Masters of Horror – Season 1 RECAP: Had high expectations for this series and Season 1 is a huge letdown. Only Joe Dante’s Homecoming stands alone as a great episode, although John Landis’ Deer Woman and Larry Cohen’s Pick Me Up had moments of memorable fright. Even though these so-called masters have complete freedom, most simply play it safe with substance and style. Still haven’t seen the just released Miike episode Imprint, which was too crazy to show on cable (huh?). Low points from John Carpenter and Tobe Hooper provided a downright awful display of once-great storytellers dwelling in absurdity and incoherence.
Which brings us to Season 2, with some overlap in directors, the aforementioned Tobe Hooper helming the opener. Amazingly, The Damned Thing, an even more dreadful outing for Hooper than last season’s Dance of the Dead, inflicts not the intended “horror” of the series title but horror of incompetence; a complete disregard for style and quality acting, obvious metaphors and a stab at political critique that even Bush might get.
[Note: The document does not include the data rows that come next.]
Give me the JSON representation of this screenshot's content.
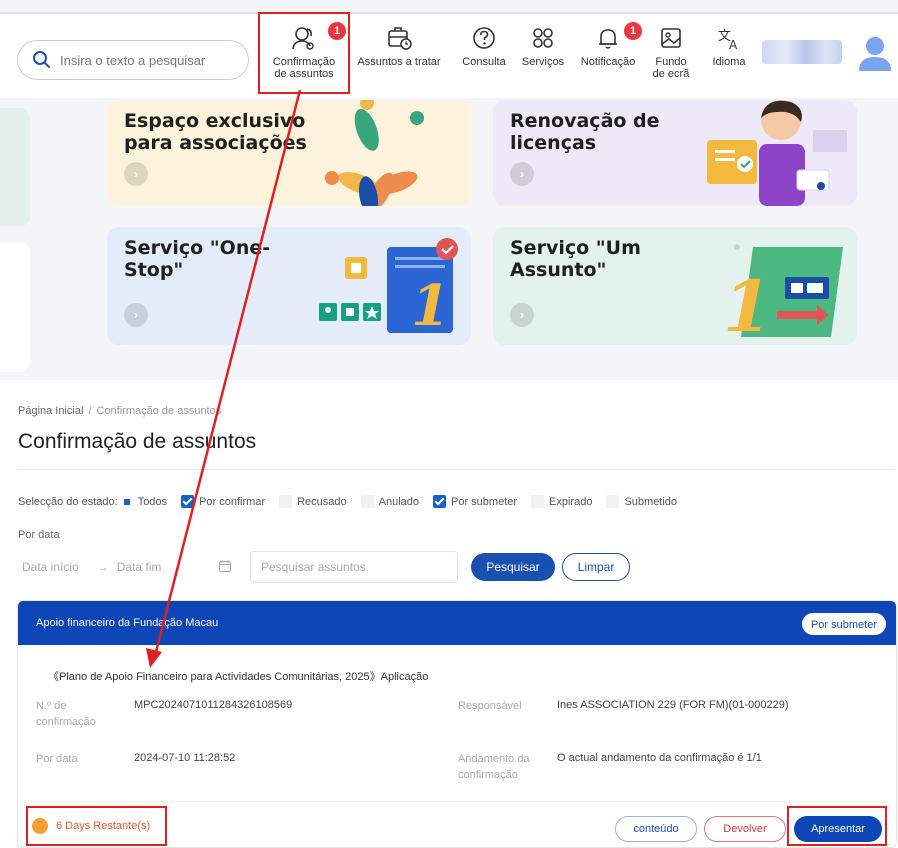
{
  "header": {
    "search_placeholder": "Insira o texto a pesquisar",
    "nav": [
      {
        "label": "Confirmação\nde assuntos",
        "icon": "people-icon",
        "badge": "1"
      },
      {
        "label": "Assuntos a tratar",
        "icon": "briefcase-clock-icon"
      },
      {
        "label": "Consulta",
        "icon": "question-icon"
      },
      {
        "label": "Serviços",
        "icon": "grid-icon"
      },
      {
        "label": "Notificação",
        "icon": "bell-icon",
        "badge": "1"
      },
      {
        "label": "Fundo\nde ecrã",
        "icon": "image-icon"
      },
      {
        "label": "Idioma",
        "icon": "translate-icon"
      }
    ]
  },
  "cards": [
    {
      "title": "Espaço exclusivo\npara associações",
      "color": "#fdf3dc"
    },
    {
      "title": "Renovação de\nlicenças",
      "color": "#eee9f9"
    },
    {
      "title": "Serviço \"One-\nStop\"",
      "color": "#e4ecfa"
    },
    {
      "title": "Serviço \"Um\nAssunto\"",
      "color": "#e3f2ec"
    }
  ],
  "breadcrumb": {
    "home": "Página Inicial",
    "sep": "/",
    "current": "Confirmação de assuntos"
  },
  "page_title": "Confirmação de assuntos",
  "filters": {
    "label": "Selecção do estado:",
    "options": [
      {
        "label": "Todos",
        "state": "square"
      },
      {
        "label": "Por confirmar",
        "state": "checked"
      },
      {
        "label": "Recusado",
        "state": "unchecked"
      },
      {
        "label": "Anulado",
        "state": "unchecked"
      },
      {
        "label": "Por submeter",
        "state": "checked"
      },
      {
        "label": "Expirado",
        "state": "unchecked"
      },
      {
        "label": "Submetido",
        "state": "unchecked"
      }
    ]
  },
  "date_filter": {
    "label": "Por data",
    "start_placeholder": "Data início",
    "arrow": "→",
    "end_placeholder": "Data fim",
    "search_placeholder": "Pesquisar assuntos",
    "search_button": "Pesquisar",
    "clear_button": "Limpar"
  },
  "task": {
    "header_title": "Apoio financeiro da Fundação Macau",
    "status": "Por submeter",
    "subtitle": "《Plano de Apoio Financeiro para Actividades Comunitárias, 2025》Aplicação",
    "fields": {
      "confirmation_no_label": "N.º de confirmação",
      "confirmation_no": "MPC20240710112843261085​69",
      "responsavel_label": "Responsável",
      "responsavel": "Ines ASSOCIATION 229 (FOR FM)(01-000229)",
      "date_label": "Por data",
      "date": "2024-07-10 11:28:52",
      "progress_label": "Andamento da confirmação",
      "progress": "O actual andamento da confirmação é 1/1"
    },
    "remaining": "6 Days Restante(s)",
    "buttons": {
      "content": "conteúdo",
      "return": "Devolver",
      "submit": "Apresentar"
    }
  },
  "colors": {
    "primary": "#0e46b8",
    "annotation": "#e02020",
    "badge": "#e8373e",
    "remaining": "#e4572e"
  }
}
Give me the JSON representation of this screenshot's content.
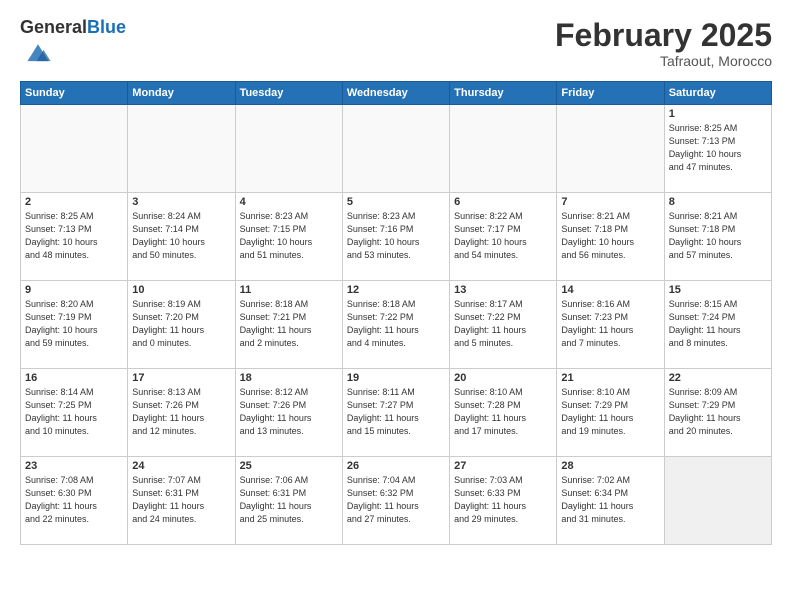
{
  "header": {
    "logo_general": "General",
    "logo_blue": "Blue",
    "month": "February 2025",
    "location": "Tafraout, Morocco"
  },
  "days_of_week": [
    "Sunday",
    "Monday",
    "Tuesday",
    "Wednesday",
    "Thursday",
    "Friday",
    "Saturday"
  ],
  "weeks": [
    [
      {
        "day": "",
        "info": ""
      },
      {
        "day": "",
        "info": ""
      },
      {
        "day": "",
        "info": ""
      },
      {
        "day": "",
        "info": ""
      },
      {
        "day": "",
        "info": ""
      },
      {
        "day": "",
        "info": ""
      },
      {
        "day": "1",
        "info": "Sunrise: 8:25 AM\nSunset: 7:13 PM\nDaylight: 10 hours\nand 47 minutes."
      }
    ],
    [
      {
        "day": "2",
        "info": "Sunrise: 8:25 AM\nSunset: 7:13 PM\nDaylight: 10 hours\nand 48 minutes."
      },
      {
        "day": "3",
        "info": "Sunrise: 8:24 AM\nSunset: 7:14 PM\nDaylight: 10 hours\nand 50 minutes."
      },
      {
        "day": "4",
        "info": "Sunrise: 8:23 AM\nSunset: 7:15 PM\nDaylight: 10 hours\nand 51 minutes."
      },
      {
        "day": "5",
        "info": "Sunrise: 8:23 AM\nSunset: 7:16 PM\nDaylight: 10 hours\nand 53 minutes."
      },
      {
        "day": "6",
        "info": "Sunrise: 8:22 AM\nSunset: 7:17 PM\nDaylight: 10 hours\nand 54 minutes."
      },
      {
        "day": "7",
        "info": "Sunrise: 8:21 AM\nSunset: 7:18 PM\nDaylight: 10 hours\nand 56 minutes."
      },
      {
        "day": "8",
        "info": "Sunrise: 8:21 AM\nSunset: 7:18 PM\nDaylight: 10 hours\nand 57 minutes."
      }
    ],
    [
      {
        "day": "9",
        "info": "Sunrise: 8:20 AM\nSunset: 7:19 PM\nDaylight: 10 hours\nand 59 minutes."
      },
      {
        "day": "10",
        "info": "Sunrise: 8:19 AM\nSunset: 7:20 PM\nDaylight: 11 hours\nand 0 minutes."
      },
      {
        "day": "11",
        "info": "Sunrise: 8:18 AM\nSunset: 7:21 PM\nDaylight: 11 hours\nand 2 minutes."
      },
      {
        "day": "12",
        "info": "Sunrise: 8:18 AM\nSunset: 7:22 PM\nDaylight: 11 hours\nand 4 minutes."
      },
      {
        "day": "13",
        "info": "Sunrise: 8:17 AM\nSunset: 7:22 PM\nDaylight: 11 hours\nand 5 minutes."
      },
      {
        "day": "14",
        "info": "Sunrise: 8:16 AM\nSunset: 7:23 PM\nDaylight: 11 hours\nand 7 minutes."
      },
      {
        "day": "15",
        "info": "Sunrise: 8:15 AM\nSunset: 7:24 PM\nDaylight: 11 hours\nand 8 minutes."
      }
    ],
    [
      {
        "day": "16",
        "info": "Sunrise: 8:14 AM\nSunset: 7:25 PM\nDaylight: 11 hours\nand 10 minutes."
      },
      {
        "day": "17",
        "info": "Sunrise: 8:13 AM\nSunset: 7:26 PM\nDaylight: 11 hours\nand 12 minutes."
      },
      {
        "day": "18",
        "info": "Sunrise: 8:12 AM\nSunset: 7:26 PM\nDaylight: 11 hours\nand 13 minutes."
      },
      {
        "day": "19",
        "info": "Sunrise: 8:11 AM\nSunset: 7:27 PM\nDaylight: 11 hours\nand 15 minutes."
      },
      {
        "day": "20",
        "info": "Sunrise: 8:10 AM\nSunset: 7:28 PM\nDaylight: 11 hours\nand 17 minutes."
      },
      {
        "day": "21",
        "info": "Sunrise: 8:10 AM\nSunset: 7:29 PM\nDaylight: 11 hours\nand 19 minutes."
      },
      {
        "day": "22",
        "info": "Sunrise: 8:09 AM\nSunset: 7:29 PM\nDaylight: 11 hours\nand 20 minutes."
      }
    ],
    [
      {
        "day": "23",
        "info": "Sunrise: 7:08 AM\nSunset: 6:30 PM\nDaylight: 11 hours\nand 22 minutes."
      },
      {
        "day": "24",
        "info": "Sunrise: 7:07 AM\nSunset: 6:31 PM\nDaylight: 11 hours\nand 24 minutes."
      },
      {
        "day": "25",
        "info": "Sunrise: 7:06 AM\nSunset: 6:31 PM\nDaylight: 11 hours\nand 25 minutes."
      },
      {
        "day": "26",
        "info": "Sunrise: 7:04 AM\nSunset: 6:32 PM\nDaylight: 11 hours\nand 27 minutes."
      },
      {
        "day": "27",
        "info": "Sunrise: 7:03 AM\nSunset: 6:33 PM\nDaylight: 11 hours\nand 29 minutes."
      },
      {
        "day": "28",
        "info": "Sunrise: 7:02 AM\nSunset: 6:34 PM\nDaylight: 11 hours\nand 31 minutes."
      },
      {
        "day": "",
        "info": ""
      }
    ]
  ]
}
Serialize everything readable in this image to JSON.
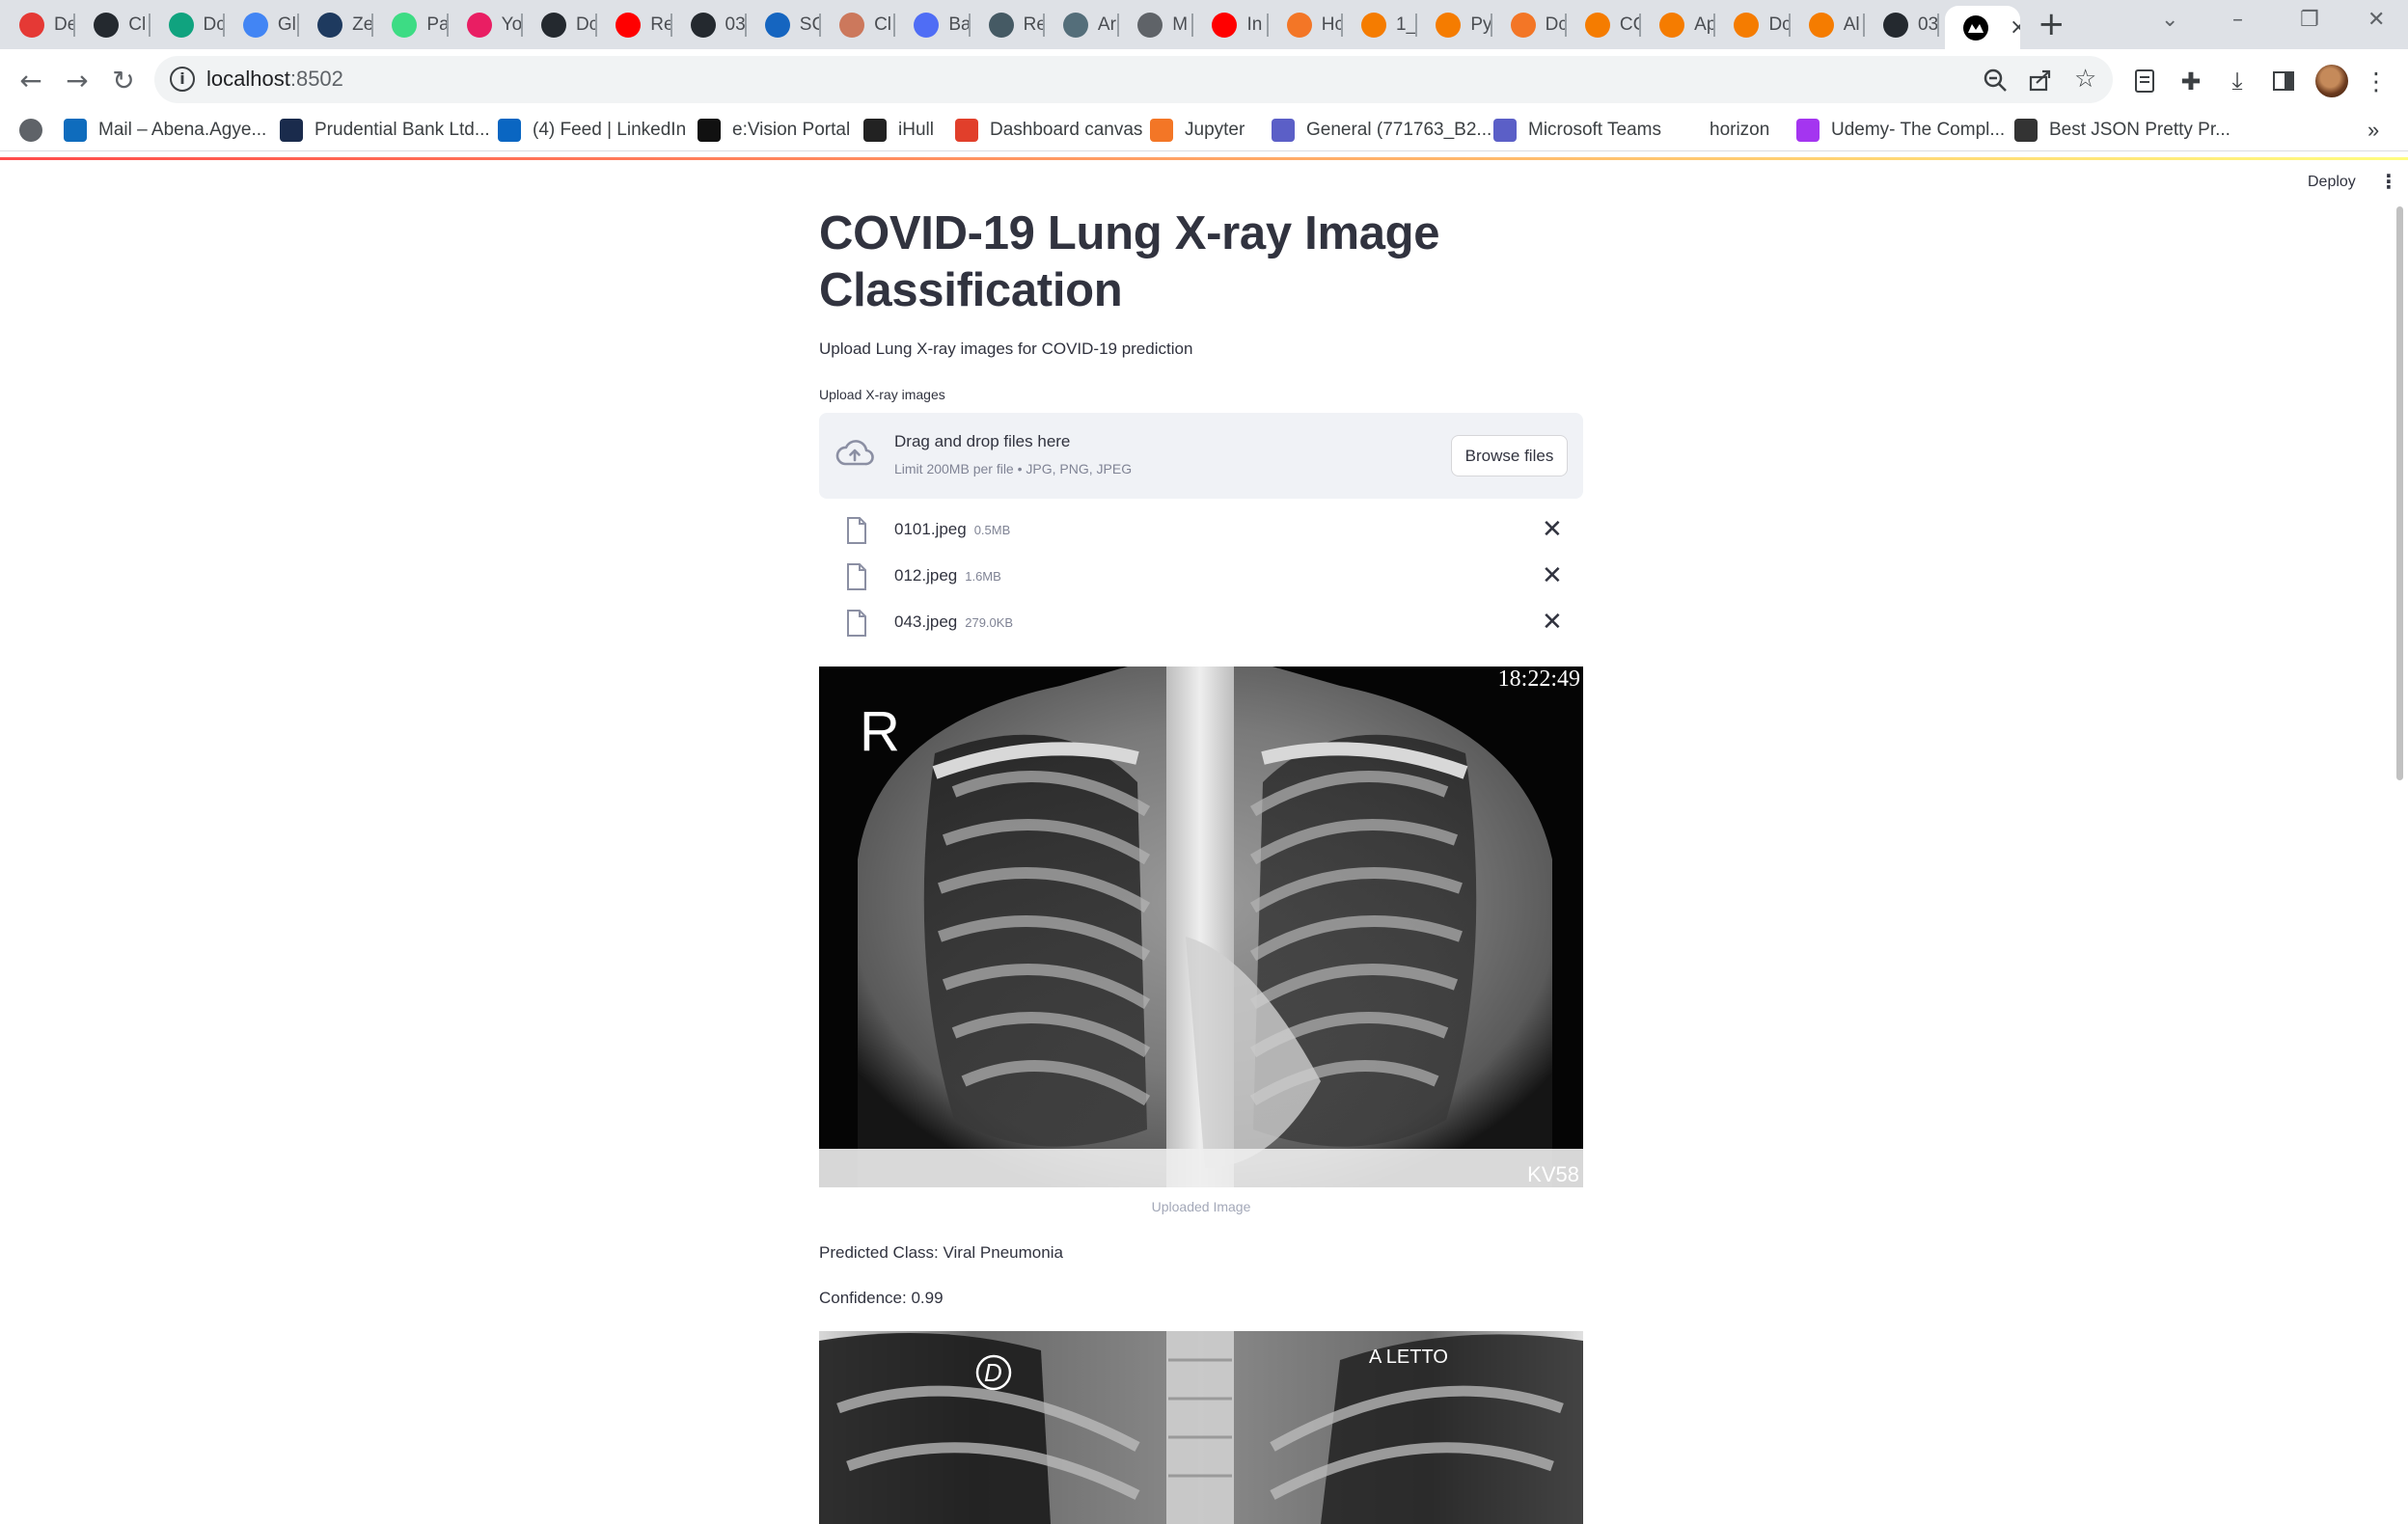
{
  "browser": {
    "tabs": [
      {
        "label": "De",
        "icon": "red-pinwheel-icon",
        "color": "#e53935"
      },
      {
        "label": "Cl",
        "icon": "github-icon",
        "color": "#24292f"
      },
      {
        "label": "Dc",
        "icon": "chatgpt-icon",
        "color": "#10a37f"
      },
      {
        "label": "Gl",
        "icon": "google-icon",
        "color": "#4285f4"
      },
      {
        "label": "Ze",
        "icon": "book-icon",
        "color": "#1e3a5f"
      },
      {
        "label": "Pa",
        "icon": "android-icon",
        "color": "#3ddc84"
      },
      {
        "label": "Yo",
        "icon": "download-icon",
        "color": "#e91e63"
      },
      {
        "label": "Dc",
        "icon": "github-icon",
        "color": "#24292f"
      },
      {
        "label": "Re",
        "icon": "youtube-icon",
        "color": "#ff0000"
      },
      {
        "label": "03",
        "icon": "github-icon",
        "color": "#24292f"
      },
      {
        "label": "SC",
        "icon": "sql-icon",
        "color": "#1565c0"
      },
      {
        "label": "Cl",
        "icon": "anthropic-icon",
        "color": "#cc785c"
      },
      {
        "label": "Ba",
        "icon": "sparkle-icon",
        "color": "#4f6df5"
      },
      {
        "label": "Re",
        "icon": "site-icon",
        "color": "#455a64"
      },
      {
        "label": "Ar",
        "icon": "site-icon",
        "color": "#546e7a"
      },
      {
        "label": "M",
        "icon": "globe-icon",
        "color": "#5f6368"
      },
      {
        "label": "In",
        "icon": "youtube-icon",
        "color": "#ff0000"
      },
      {
        "label": "Hc",
        "icon": "jupyter-icon",
        "color": "#f37626"
      },
      {
        "label": "1_",
        "icon": "notebook-icon",
        "color": "#f57c00"
      },
      {
        "label": "Py",
        "icon": "notebook-icon",
        "color": "#f57c00"
      },
      {
        "label": "Dc",
        "icon": "jupyter-icon",
        "color": "#f37626"
      },
      {
        "label": "CC",
        "icon": "notebook-icon",
        "color": "#f57c00"
      },
      {
        "label": "Ap",
        "icon": "notebook-icon",
        "color": "#f57c00"
      },
      {
        "label": "Dc",
        "icon": "notebook-icon",
        "color": "#f57c00"
      },
      {
        "label": "Al",
        "icon": "notebook-icon",
        "color": "#f57c00"
      },
      {
        "label": "03",
        "icon": "github-icon",
        "color": "#24292f"
      }
    ],
    "active_tab": {
      "label": "",
      "icon": "streamlit-icon",
      "color": "#000000"
    },
    "url_host": "localhost",
    "url_port": ":8502",
    "bookmarks": [
      {
        "label": "",
        "icon": "globe-icon",
        "color": "#5f6368"
      },
      {
        "label": "Mail – Abena.Agye...",
        "icon": "outlook-icon",
        "color": "#0f6cbd"
      },
      {
        "label": "Prudential Bank Ltd...",
        "icon": "bank-icon",
        "color": "#1a2b4c"
      },
      {
        "label": "(4) Feed | LinkedIn",
        "icon": "linkedin-icon",
        "color": "#0a66c2"
      },
      {
        "label": "e:Vision Portal",
        "icon": "evision-icon",
        "color": "#111111"
      },
      {
        "label": "iHull",
        "icon": "hull-icon",
        "color": "#222222"
      },
      {
        "label": "Dashboard canvas",
        "icon": "canvas-icon",
        "color": "#e13f2b"
      },
      {
        "label": "Jupyter",
        "icon": "jupyter-icon",
        "color": "#f37626"
      },
      {
        "label": "General (771763_B2...",
        "icon": "teams-icon",
        "color": "#5b5fc7"
      },
      {
        "label": "Microsoft Teams",
        "icon": "teams-icon",
        "color": "#5b5fc7"
      },
      {
        "label": "horizon",
        "icon": "",
        "color": "#ffffff"
      },
      {
        "label": "Udemy- The Compl...",
        "icon": "udemy-icon",
        "color": "#a435f0"
      },
      {
        "label": "Best JSON Pretty Pr...",
        "icon": "jf-icon",
        "color": "#333333"
      }
    ],
    "more_bookmarks": "»"
  },
  "app": {
    "deploy_label": "Deploy",
    "title": "COVID-19 Lung X-ray Image Classification",
    "subtitle": "Upload Lung X-ray images for COVID-19 prediction",
    "uploader": {
      "label": "Upload X-ray images",
      "drag_text": "Drag and drop files here",
      "limit_text": "Limit 200MB per file • JPG, PNG, JPEG",
      "browse_label": "Browse files"
    },
    "files": [
      {
        "name": "0101.jpeg",
        "size": "0.5MB"
      },
      {
        "name": "012.jpeg",
        "size": "1.6MB"
      },
      {
        "name": "043.jpeg",
        "size": "279.0KB"
      }
    ],
    "results": [
      {
        "image_overlay_left": "R",
        "image_overlay_time": "18:22:49",
        "image_overlay_bottom": "KV58",
        "caption": "Uploaded Image",
        "predicted": "Predicted Class: Viral Pneumonia",
        "confidence": "Confidence: 0.99"
      },
      {
        "image_overlay_left": "D",
        "image_overlay_right": "A LETTO"
      }
    ]
  }
}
This film is downright bad, not simply because the story, which involves demonic possession of a small town in rural Texas, shamelessly attempts to display a generational conflict, but has no brass to conjure up scares within this context. It seems the filmmakers and the executives at Showtime feel the need to display extreme gore and carnage in place of any worthwhile horror. But since the possibility of genius still remains (there is another Joe Dante episode this season), I will continue to be disappointed.